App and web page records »
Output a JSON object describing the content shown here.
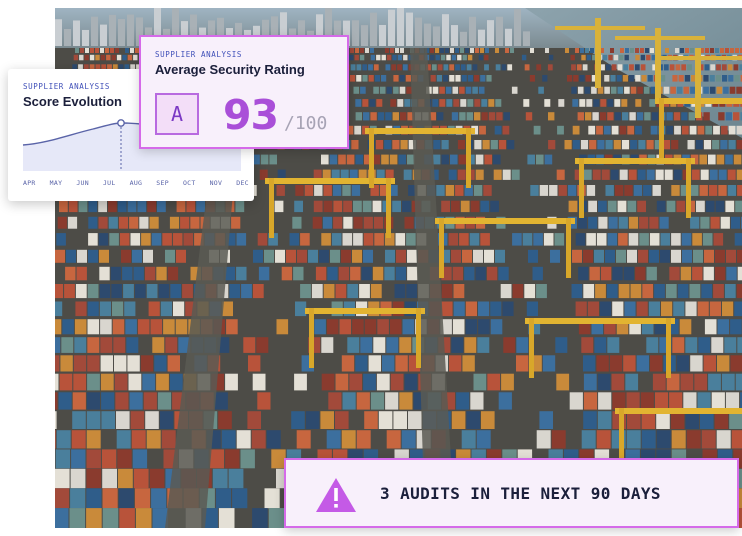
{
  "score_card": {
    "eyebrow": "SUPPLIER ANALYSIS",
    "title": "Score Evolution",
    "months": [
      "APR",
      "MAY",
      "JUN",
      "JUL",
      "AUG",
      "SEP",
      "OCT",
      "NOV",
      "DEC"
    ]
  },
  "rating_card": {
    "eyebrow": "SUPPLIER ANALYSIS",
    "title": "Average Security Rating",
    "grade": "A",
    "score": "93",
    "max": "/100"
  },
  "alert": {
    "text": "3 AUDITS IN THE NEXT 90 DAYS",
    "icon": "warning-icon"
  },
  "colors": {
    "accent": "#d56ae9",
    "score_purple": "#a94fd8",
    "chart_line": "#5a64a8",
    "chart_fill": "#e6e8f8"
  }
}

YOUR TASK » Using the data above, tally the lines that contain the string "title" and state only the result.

ANSWER BELOW » 2